'''

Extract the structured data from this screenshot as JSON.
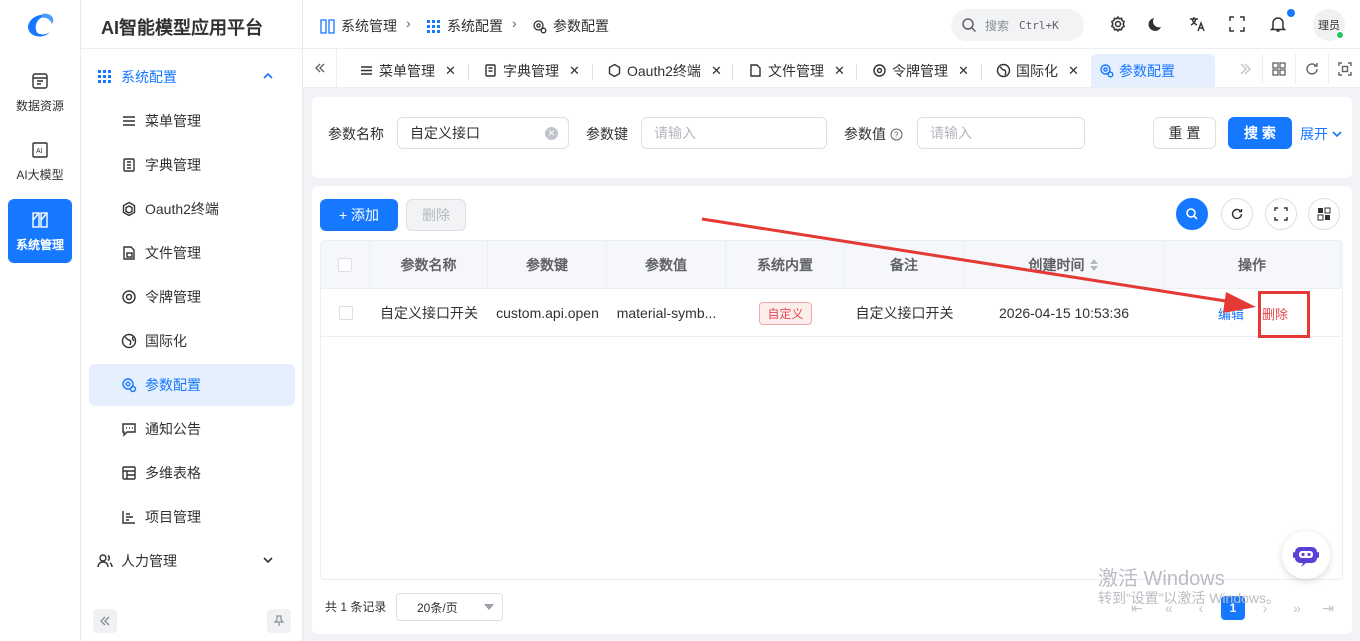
{
  "app": {
    "title": "AI智能模型应用平台"
  },
  "rail": [
    {
      "label": "数据资源",
      "icon": "database-icon",
      "active": false
    },
    {
      "label": "AI大模型",
      "icon": "ai-icon",
      "active": false
    },
    {
      "label": "系统管理",
      "icon": "system-icon",
      "active": true
    }
  ],
  "menu": {
    "group": "系统配置",
    "items": [
      {
        "label": "菜单管理",
        "icon": "list-icon"
      },
      {
        "label": "字典管理",
        "icon": "book-icon"
      },
      {
        "label": "Oauth2终端",
        "icon": "hexagon-icon"
      },
      {
        "label": "文件管理",
        "icon": "file-icon"
      },
      {
        "label": "令牌管理",
        "icon": "token-icon"
      },
      {
        "label": "国际化",
        "icon": "globe-icon"
      },
      {
        "label": "参数配置",
        "icon": "settings-cog-icon",
        "active": true
      },
      {
        "label": "通知公告",
        "icon": "message-icon"
      },
      {
        "label": "多维表格",
        "icon": "table-icon"
      },
      {
        "label": "项目管理",
        "icon": "chart-icon"
      }
    ],
    "collapsed_group": "人力管理"
  },
  "breadcrumb": [
    "系统管理",
    "系统配置",
    "参数配置"
  ],
  "header": {
    "search_label": "搜索",
    "shortcut": "Ctrl+K",
    "avatar": "理员"
  },
  "tabs": [
    {
      "label": "菜单管理"
    },
    {
      "label": "字典管理"
    },
    {
      "label": "Oauth2终端"
    },
    {
      "label": "文件管理"
    },
    {
      "label": "令牌管理"
    },
    {
      "label": "国际化"
    },
    {
      "label": "参数配置",
      "active": true
    }
  ],
  "filters": {
    "name_label": "参数名称",
    "name_value": "自定义接口",
    "key_label": "参数键",
    "key_placeholder": "请输入",
    "value_label": "参数值",
    "value_placeholder": "请输入",
    "reset": "重 置",
    "search": "搜 索",
    "expand": "展开"
  },
  "actions": {
    "add": "+ 添加",
    "delete": "删除"
  },
  "table": {
    "headers": [
      "参数名称",
      "参数键",
      "参数值",
      "系统内置",
      "备注",
      "创建时间",
      "操作"
    ],
    "rows": [
      {
        "name": "自定义接口开关",
        "key": "custom.api.open",
        "value": "material-symb...",
        "builtin": "自定义",
        "remark": "自定义接口开关",
        "created": "2026-04-15 10:53:36",
        "edit": "编辑",
        "delete": "删除"
      }
    ]
  },
  "pagination": {
    "total": "共 1 条记录",
    "page_size": "20条/页",
    "current": "1"
  },
  "watermark": {
    "line1": "激活 Windows",
    "line2": "转到“设置”以激活 Windows。"
  },
  "colors": {
    "accent": "#1677ff",
    "danger": "#e5484d",
    "annotation": "#e53935"
  }
}
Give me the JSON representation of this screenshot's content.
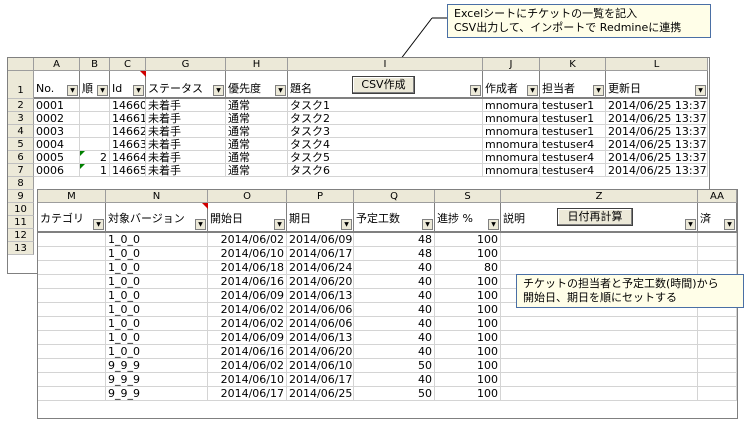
{
  "callout_top": "Excelシートにチケットの一覧を記入\nCSV出力して、インポートで Redmineに連携",
  "callout_mid": "チケットの担当者と予定工数(時間)から\n開始日、期日を順にセットする",
  "sheet1": {
    "columns": [
      "A",
      "B",
      "C",
      "G",
      "H",
      "I",
      "J",
      "K",
      "L"
    ],
    "headers": [
      "No.",
      "順",
      "Id",
      "ステータス",
      "優先度",
      "題名",
      "作成者",
      "担当者",
      "更新日"
    ],
    "header_row_num": "1",
    "csv_button": "CSV作成",
    "row_numbers": [
      "2",
      "3",
      "4",
      "5",
      "6",
      "7",
      "8",
      "9",
      "10",
      "11",
      "12",
      "13"
    ],
    "rows": [
      [
        "0001",
        "",
        "14660",
        "未着手",
        "通常",
        "タスク1",
        "mnomura",
        "testuser1",
        "2014/06/25 13:37"
      ],
      [
        "0002",
        "",
        "14661",
        "未着手",
        "通常",
        "タスク2",
        "mnomura",
        "testuser1",
        "2014/06/25 13:37"
      ],
      [
        "0003",
        "",
        "14662",
        "未着手",
        "通常",
        "タスク3",
        "mnomura",
        "testuser1",
        "2014/06/25 13:37"
      ],
      [
        "0004",
        "",
        "14663",
        "未着手",
        "通常",
        "タスク4",
        "mnomura",
        "testuser4",
        "2014/06/25 13:37"
      ],
      [
        "0005",
        "2",
        "14664",
        "未着手",
        "通常",
        "タスク5",
        "mnomura",
        "testuser4",
        "2014/06/25 13:37"
      ],
      [
        "0006",
        "1",
        "14665",
        "未着手",
        "通常",
        "タスク6",
        "mnomura",
        "testuser4",
        "2014/06/25 13:37"
      ]
    ]
  },
  "sheet2": {
    "columns": [
      "M",
      "N",
      "O",
      "P",
      "Q",
      "S",
      "Z",
      "AA"
    ],
    "headers": [
      "カテゴリ",
      "対象バージョン",
      "開始日",
      "期日",
      "予定工数",
      "進捗 %",
      "説明",
      "済"
    ],
    "recalc_button": "日付再計算",
    "rows": [
      [
        "",
        "1_0_0",
        "2014/06/02",
        "2014/06/09",
        "48",
        "100"
      ],
      [
        "",
        "1_0_0",
        "2014/06/10",
        "2014/06/17",
        "48",
        "100"
      ],
      [
        "",
        "1_0_0",
        "2014/06/18",
        "2014/06/24",
        "40",
        "80"
      ],
      [
        "",
        "1_0_0",
        "2014/06/16",
        "2014/06/20",
        "40",
        "100"
      ],
      [
        "",
        "1_0_0",
        "2014/06/09",
        "2014/06/13",
        "40",
        "100"
      ],
      [
        "",
        "1_0_0",
        "2014/06/02",
        "2014/06/06",
        "40",
        "100"
      ],
      [
        "",
        "1_0_0",
        "2014/06/02",
        "2014/06/06",
        "40",
        "100"
      ],
      [
        "",
        "1_0_0",
        "2014/06/09",
        "2014/06/13",
        "40",
        "100"
      ],
      [
        "",
        "1_0_0",
        "2014/06/16",
        "2014/06/20",
        "40",
        "100"
      ],
      [
        "",
        "9_9_9",
        "2014/06/02",
        "2014/06/10",
        "50",
        "100"
      ],
      [
        "",
        "9_9_9",
        "2014/06/10",
        "2014/06/17",
        "40",
        "100"
      ],
      [
        "",
        "9_9_9",
        "2014/06/17",
        "2014/06/25",
        "50",
        "100"
      ]
    ]
  }
}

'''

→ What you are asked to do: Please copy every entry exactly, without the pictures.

→ Response below:
Extract the structured data from this screenshot as JSON.
{
  "app": {
    "title": "AI智能模型应用平台"
  },
  "rail": [
    {
      "label": "数据资源",
      "icon": "database-icon",
      "active": false
    },
    {
      "label": "AI大模型",
      "icon": "ai-icon",
      "active": false
    },
    {
      "label": "系统管理",
      "icon": "system-icon",
      "active": true
    }
  ],
  "menu": {
    "group": "系统配置",
    "items": [
      {
        "label": "菜单管理",
        "icon": "list-icon"
      },
      {
        "label": "字典管理",
        "icon": "book-icon"
      },
      {
        "label": "Oauth2终端",
        "icon": "hexagon-icon"
      },
      {
        "label": "文件管理",
        "icon": "file-icon"
      },
      {
        "label": "令牌管理",
        "icon": "token-icon"
      },
      {
        "label": "国际化",
        "icon": "globe-icon"
      },
      {
        "label": "参数配置",
        "icon": "settings-cog-icon",
        "active": true
      },
      {
        "label": "通知公告",
        "icon": "message-icon"
      },
      {
        "label": "多维表格",
        "icon": "table-icon"
      },
      {
        "label": "项目管理",
        "icon": "chart-icon"
      }
    ],
    "collapsed_group": "人力管理"
  },
  "breadcrumb": [
    "系统管理",
    "系统配置",
    "参数配置"
  ],
  "header": {
    "search_label": "搜索",
    "shortcut": "Ctrl+K",
    "avatar": "理员"
  },
  "tabs": [
    {
      "label": "菜单管理"
    },
    {
      "label": "字典管理"
    },
    {
      "label": "Oauth2终端"
    },
    {
      "label": "文件管理"
    },
    {
      "label": "令牌管理"
    },
    {
      "label": "国际化"
    },
    {
      "label": "参数配置",
      "active": true
    }
  ],
  "filters": {
    "name_label": "参数名称",
    "name_value": "自定义接口",
    "key_label": "参数键",
    "key_placeholder": "请输入",
    "value_label": "参数值",
    "value_placeholder": "请输入",
    "reset": "重 置",
    "search": "搜 索",
    "expand": "展开"
  },
  "actions": {
    "add": "+ 添加",
    "delete": "删除"
  },
  "table": {
    "headers": [
      "参数名称",
      "参数键",
      "参数值",
      "系统内置",
      "备注",
      "创建时间",
      "操作"
    ],
    "rows": [
      {
        "name": "自定义接口开关",
        "key": "custom.api.open",
        "value": "material-symb...",
        "builtin": "自定义",
        "remark": "自定义接口开关",
        "created": "2026-04-15 10:53:36",
        "edit": "编辑",
        "delete": "删除"
      }
    ]
  },
  "pagination": {
    "total": "共 1 条记录",
    "page_size": "20条/页",
    "current": "1"
  },
  "watermark": {
    "line1": "激活 Windows",
    "line2": "转到“设置”以激活 Windows。"
  },
  "colors": {
    "accent": "#1677ff",
    "danger": "#e5484d",
    "annotation": "#e53935"
  }
}
Give me the JSON representation of this screenshot's content.
{
  "callout_top": "Excelシートにチケットの一覧を記入\nCSV出力して、インポートで Redmineに連携",
  "callout_mid": "チケットの担当者と予定工数(時間)から\n開始日、期日を順にセットする",
  "sheet1": {
    "columns": [
      "A",
      "B",
      "C",
      "G",
      "H",
      "I",
      "J",
      "K",
      "L"
    ],
    "headers": [
      "No.",
      "順",
      "Id",
      "ステータス",
      "優先度",
      "題名",
      "作成者",
      "担当者",
      "更新日"
    ],
    "header_row_num": "1",
    "csv_button": "CSV作成",
    "row_numbers": [
      "2",
      "3",
      "4",
      "5",
      "6",
      "7",
      "8",
      "9",
      "10",
      "11",
      "12",
      "13"
    ],
    "rows": [
      [
        "0001",
        "",
        "14660",
        "未着手",
        "通常",
        "タスク1",
        "mnomura",
        "testuser1",
        "2014/06/25 13:37"
      ],
      [
        "0002",
        "",
        "14661",
        "未着手",
        "通常",
        "タスク2",
        "mnomura",
        "testuser1",
        "2014/06/25 13:37"
      ],
      [
        "0003",
        "",
        "14662",
        "未着手",
        "通常",
        "タスク3",
        "mnomura",
        "testuser1",
        "2014/06/25 13:37"
      ],
      [
        "0004",
        "",
        "14663",
        "未着手",
        "通常",
        "タスク4",
        "mnomura",
        "testuser4",
        "2014/06/25 13:37"
      ],
      [
        "0005",
        "2",
        "14664",
        "未着手",
        "通常",
        "タスク5",
        "mnomura",
        "testuser4",
        "2014/06/25 13:37"
      ],
      [
        "0006",
        "1",
        "14665",
        "未着手",
        "通常",
        "タスク6",
        "mnomura",
        "testuser4",
        "2014/06/25 13:37"
      ]
    ]
  },
  "sheet2": {
    "columns": [
      "M",
      "N",
      "O",
      "P",
      "Q",
      "S",
      "Z",
      "AA"
    ],
    "headers": [
      "カテゴリ",
      "対象バージョン",
      "開始日",
      "期日",
      "予定工数",
      "進捗 %",
      "説明",
      "済"
    ],
    "recalc_button": "日付再計算",
    "rows": [
      [
        "",
        "1_0_0",
        "2014/06/02",
        "2014/06/09",
        "48",
        "100"
      ],
      [
        "",
        "1_0_0",
        "2014/06/10",
        "2014/06/17",
        "48",
        "100"
      ],
      [
        "",
        "1_0_0",
        "2014/06/18",
        "2014/06/24",
        "40",
        "80"
      ],
      [
        "",
        "1_0_0",
        "2014/06/16",
        "2014/06/20",
        "40",
        "100"
      ],
      [
        "",
        "1_0_0",
        "2014/06/09",
        "2014/06/13",
        "40",
        "100"
      ],
      [
        "",
        "1_0_0",
        "2014/06/02",
        "2014/06/06",
        "40",
        "100"
      ],
      [
        "",
        "1_0_0",
        "2014/06/02",
        "2014/06/06",
        "40",
        "100"
      ],
      [
        "",
        "1_0_0",
        "2014/06/09",
        "2014/06/13",
        "40",
        "100"
      ],
      [
        "",
        "1_0_0",
        "2014/06/16",
        "2014/06/20",
        "40",
        "100"
      ],
      [
        "",
        "9_9_9",
        "2014/06/02",
        "2014/06/10",
        "50",
        "100"
      ],
      [
        "",
        "9_9_9",
        "2014/06/10",
        "2014/06/17",
        "40",
        "100"
      ],
      [
        "",
        "9_9_9",
        "2014/06/17",
        "2014/06/25",
        "50",
        "100"
      ]
    ]
  }
}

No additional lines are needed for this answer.